There has long been speculation that GM could sell Opel or move it into a joint venture with French automaker PSA Peugeot Citroen, in which GM maintains partial ownership.
Akerson sought to put an end to those rumors, saying GM must work to strengthen its European business.
“As a global automotive company, GM needs a strong presence in Europe, both in design and development as in manufacturing and sales,” Akerson said, according to Reuters. “Opel is key to our success and enjoys the full support of its parent company.”
However, the chief executive declined to comment when asked if GM’s Opel investment guarantees the brand will remain a GM-owned automaker through 2016. Reuters said Opel Chairman Steve Girsky commented that speculation of a sale was unfounded.

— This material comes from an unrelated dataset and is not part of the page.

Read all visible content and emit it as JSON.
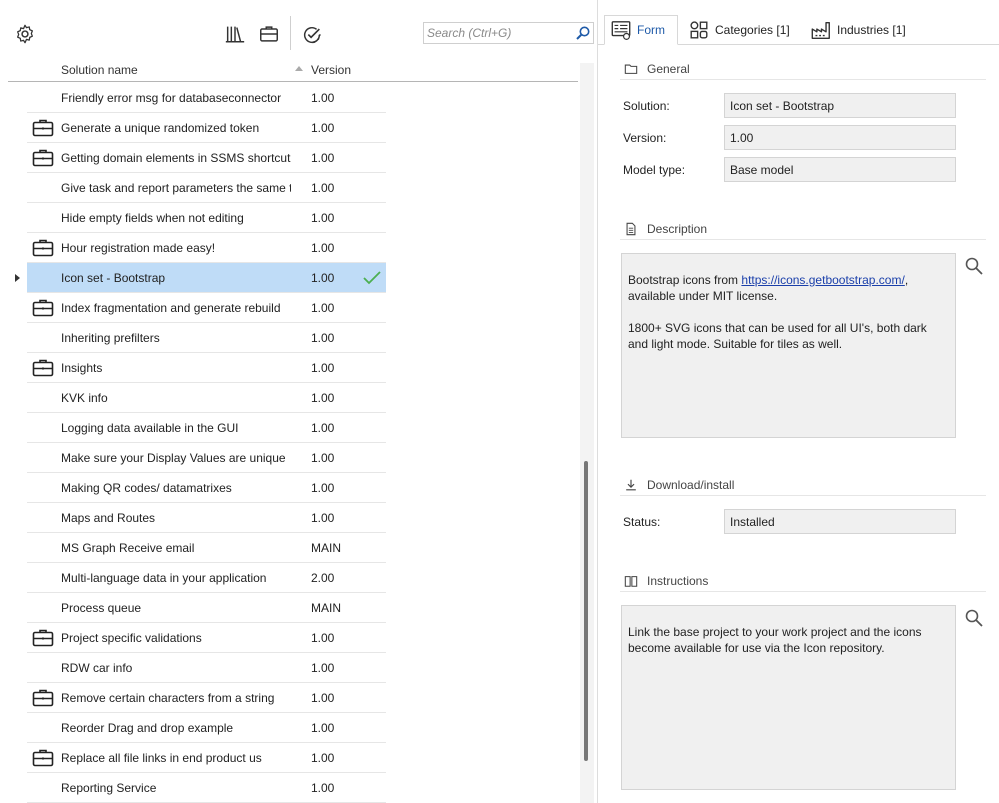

GM posted a $1.8 billion operating loss last year, more than double the $700 million loss reported in 2011. The U.S. automaker expects to achieve profitability in the region in the middle of the decade.
The company’s investment is designed to boost new product launches. Opel currently plans to release 23 new models and 13 new engines.
Competitors also have struggled in Europe as the car market there narrowed by an estimated 10% in the first quarter and 2012 volumes fell to 17-year lows.
German carmaker Daimler said earlier on Wednesday it may cut its 2013 profit forecast on declining auto demand, while Fiat CEO Sergio Marchionne has warned that losses could come in worse than expected.
GM shares climbed 1.4% to $27.92 in early morning trading.